    I’ve also enjoyed reading many of the hundred-or-so comments that followed your publication of this article seven months ago in The Conversation, via the link above. Many of the comments are by Americans and many are by academics of various flavours.

    Regarding “post-truth”, let me offer a couple of ideas. Totally personal musings.

    Once upon a time facts appeared slowly. Or, at least, statements appeared slowly. Pamphlets got published by writers like Thomas Paine, books by the likes of Dante and Darwin and Durkheim, and the statements therein were considered and debated, and theories were built and destroyed with deliberation.

    Ideas had mass, but not their own momentum. They’d fit like bricks together, or they wouldn’t, or the wall would fall over, but they were evolvingly static.

    Today ideas appear quickly. They spread quickly. As they say, a lie can get half way around the world before truth can get its pants on. Spreading a lie is easy and fast, but dismantling a lie is necessarily slow, hard, and with zero sensationalism.

    To spread (like Dawkins’ concept of a meme) a lie clearly doesn’t need to be true, but it needs plausibility in the eye of the beholder, or perhaps verisimilitude. But it also needs attractivity. Perhaps in post-truth physics we can invent a law, that verisimilitude times attractivity equals idea momentum. Idea momentum divided by idea mass equals idea velocity.

    Borrowing from calculus, we can describe the physics or mechanics of modern ideas as being subject to second order formulae and third order formulae. Whereas in the 19th century of evolving idea stasis each idea had only mass, today ideas have mass *and* velocity, therefore momentum, kinetic energy, etc. A small idea of reasonable verisimilitude and great attractivity will have as much “idea momentum” as a larger idea of great verisimilitude but lousy attractivity. Etc etc etc and you can play with this paradigm all day. Ask a physicist.

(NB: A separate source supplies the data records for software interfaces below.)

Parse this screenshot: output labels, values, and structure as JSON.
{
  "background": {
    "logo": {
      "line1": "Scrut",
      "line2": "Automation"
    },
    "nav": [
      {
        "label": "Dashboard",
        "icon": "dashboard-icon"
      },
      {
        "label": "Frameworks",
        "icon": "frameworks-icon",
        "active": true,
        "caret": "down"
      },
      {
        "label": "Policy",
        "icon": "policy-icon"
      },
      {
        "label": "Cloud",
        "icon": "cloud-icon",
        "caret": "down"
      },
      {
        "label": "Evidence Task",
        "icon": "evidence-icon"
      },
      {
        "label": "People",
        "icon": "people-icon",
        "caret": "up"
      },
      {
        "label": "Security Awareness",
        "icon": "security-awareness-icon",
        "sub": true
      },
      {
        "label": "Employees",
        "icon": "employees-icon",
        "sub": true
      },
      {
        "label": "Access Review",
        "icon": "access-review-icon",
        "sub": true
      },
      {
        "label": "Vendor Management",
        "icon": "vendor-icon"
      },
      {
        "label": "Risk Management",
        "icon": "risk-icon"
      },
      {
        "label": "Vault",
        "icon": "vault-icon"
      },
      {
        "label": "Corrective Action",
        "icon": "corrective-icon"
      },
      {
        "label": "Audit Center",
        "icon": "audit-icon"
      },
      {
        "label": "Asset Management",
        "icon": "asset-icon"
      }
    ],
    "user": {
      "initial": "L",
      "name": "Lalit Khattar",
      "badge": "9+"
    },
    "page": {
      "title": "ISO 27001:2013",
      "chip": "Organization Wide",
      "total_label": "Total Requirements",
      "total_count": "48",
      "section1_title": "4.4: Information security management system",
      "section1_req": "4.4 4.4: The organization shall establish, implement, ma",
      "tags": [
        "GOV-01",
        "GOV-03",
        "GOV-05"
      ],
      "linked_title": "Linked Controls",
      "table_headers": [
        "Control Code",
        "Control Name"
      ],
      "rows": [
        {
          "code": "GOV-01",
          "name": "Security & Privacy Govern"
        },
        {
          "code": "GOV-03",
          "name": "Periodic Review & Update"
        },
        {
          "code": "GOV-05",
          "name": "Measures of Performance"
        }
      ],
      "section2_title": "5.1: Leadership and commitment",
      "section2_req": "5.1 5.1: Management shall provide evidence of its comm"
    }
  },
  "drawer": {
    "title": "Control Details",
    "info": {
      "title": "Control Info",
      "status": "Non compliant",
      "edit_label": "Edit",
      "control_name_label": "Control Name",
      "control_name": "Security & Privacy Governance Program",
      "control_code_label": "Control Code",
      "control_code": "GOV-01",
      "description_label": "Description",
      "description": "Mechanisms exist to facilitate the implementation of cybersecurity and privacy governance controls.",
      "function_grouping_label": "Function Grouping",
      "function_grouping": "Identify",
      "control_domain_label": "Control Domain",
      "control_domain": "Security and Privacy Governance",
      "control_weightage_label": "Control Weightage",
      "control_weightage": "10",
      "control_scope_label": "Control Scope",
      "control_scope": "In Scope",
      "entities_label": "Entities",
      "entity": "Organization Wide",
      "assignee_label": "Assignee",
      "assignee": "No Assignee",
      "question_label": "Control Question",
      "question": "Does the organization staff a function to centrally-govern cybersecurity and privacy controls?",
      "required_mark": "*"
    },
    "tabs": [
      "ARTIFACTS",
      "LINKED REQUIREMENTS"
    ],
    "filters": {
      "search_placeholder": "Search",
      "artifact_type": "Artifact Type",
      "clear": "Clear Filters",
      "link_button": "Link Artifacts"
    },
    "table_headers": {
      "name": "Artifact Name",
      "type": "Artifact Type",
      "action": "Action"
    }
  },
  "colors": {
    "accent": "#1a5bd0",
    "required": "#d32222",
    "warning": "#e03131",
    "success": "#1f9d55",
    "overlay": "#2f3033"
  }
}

Leave a Reply

Your email address will not be published. Required fields are marked *